The article suggests that the British public have turned on the McCann parents because ‘Where we would have expected to see parents distracted and disorganised by grief, we have seen a professionally run campaign to find out what the media want, and give it to them’.  

This really is an inaccuracy. 

If in the direct aftermath of the ‘kidnapping’ the wide scale media campaign had resulted in a positive sighting of the ‘abducted’ girl the media would be praising the McCanns for their professionalism in the brink of a tragedy. Instead, retrospectively, they are criticised for organising a communications campaign that reached around the world and put the issue in every major newspaper in Europe.

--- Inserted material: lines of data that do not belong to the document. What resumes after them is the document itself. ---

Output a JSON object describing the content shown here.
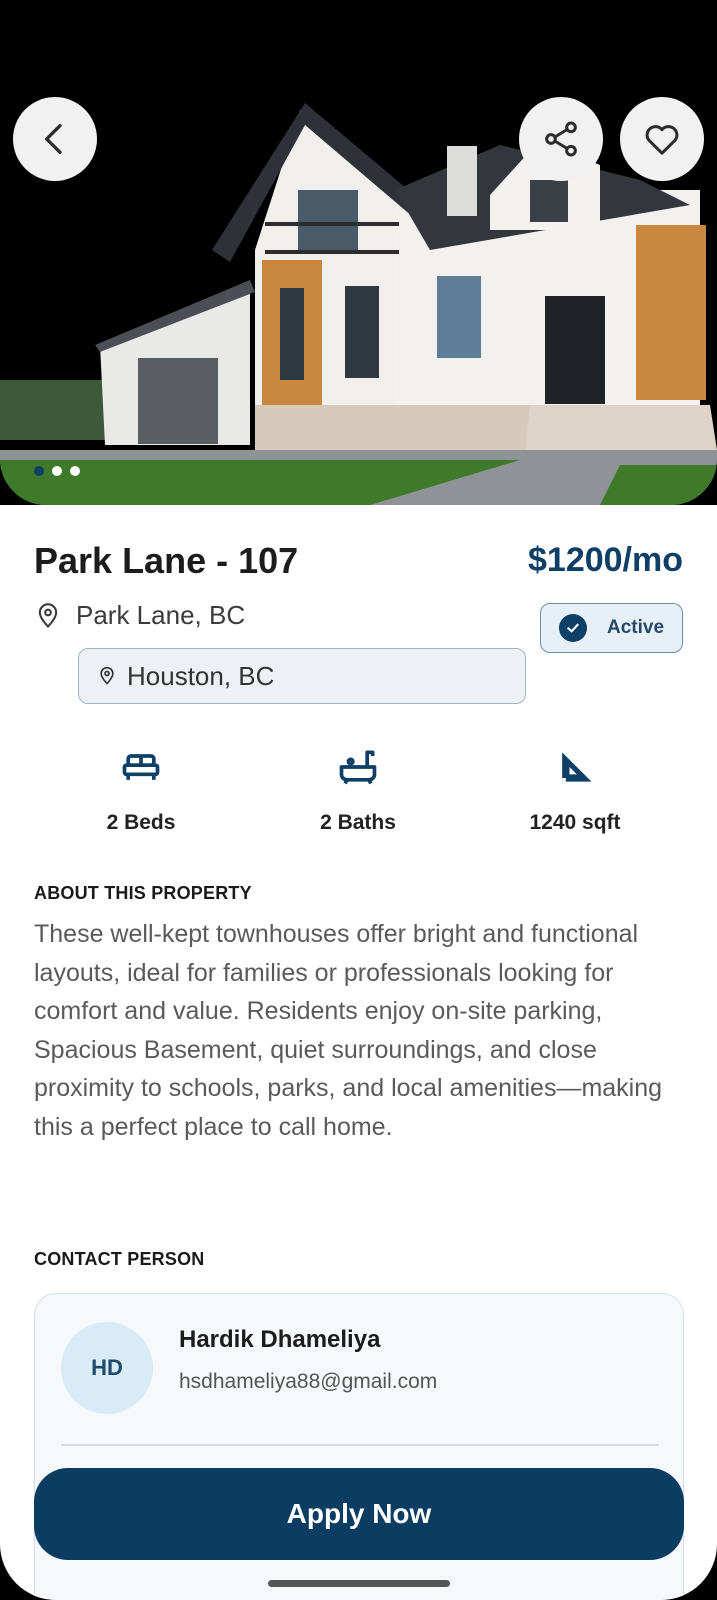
{
  "hero": {
    "image_alt": "Modern two-storey house with garage",
    "back_icon": "chevron-left-icon",
    "share_icon": "share-icon",
    "favorite_icon": "heart-icon",
    "carousel": {
      "count": 3,
      "active_index": 0
    }
  },
  "property": {
    "title": "Park Lane - 107",
    "price": "$1200/mo",
    "address": "Park Lane, BC",
    "city": "Houston, BC",
    "status": "Active",
    "features": {
      "beds": "2 Beds",
      "baths": "2 Baths",
      "area": "1240 sqft"
    }
  },
  "about": {
    "heading": "ABOUT THIS PROPERTY",
    "text": "These well-kept townhouses offer bright and functional layouts, ideal for families or professionals looking for comfort and value. Residents enjoy on-site parking, Spacious Basement, quiet surroundings, and close proximity to schools, parks, and local amenities—making this a perfect place to call home."
  },
  "contact": {
    "heading": "CONTACT PERSON",
    "initials": "HD",
    "name": "Hardik Dhameliya",
    "email": "hsdhameliya88@gmail.com"
  },
  "cta": {
    "label": "Apply Now"
  },
  "colors": {
    "primary": "#0b3d62",
    "price": "#0e3f66",
    "badge_bg": "#e8f0f7",
    "avatar_bg": "#d8ebf6"
  }
}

The reason the McCanns have been turned into such pariahs (third world policing aside) is that columnists like Parris think that now Madeline McCann is almost certainly dead, her parents are fair game to criticise, type cast and even accuse.

As one contributor to the Times Online comments section below the offending article commented: The Parris article is ‘Superficial rubbish. Why do the McCanns feature in a political opinion piece?’

 It isn’t the first time Parris has attacked the ‘spinners’ but accusing the McCann parents of being ‘too organised’ is as far fetched as it is insensitive.

Social media PR survey

August 15, 2007

Here’s our public service announcement/ good deed of the week.

Mithu Mukherjee is studying for a CIPR Diploma [very conscientious and commited]. Rather than spending too much time on Youtube [we don’t know anyone who does that…ahem], she’s looking for PR bods to contribute to her social media survey.

So, if you’re feeling cheerful about summer, and want to spread the love, help out here.

Right, where’s that video of the man being sat on by the elephant again….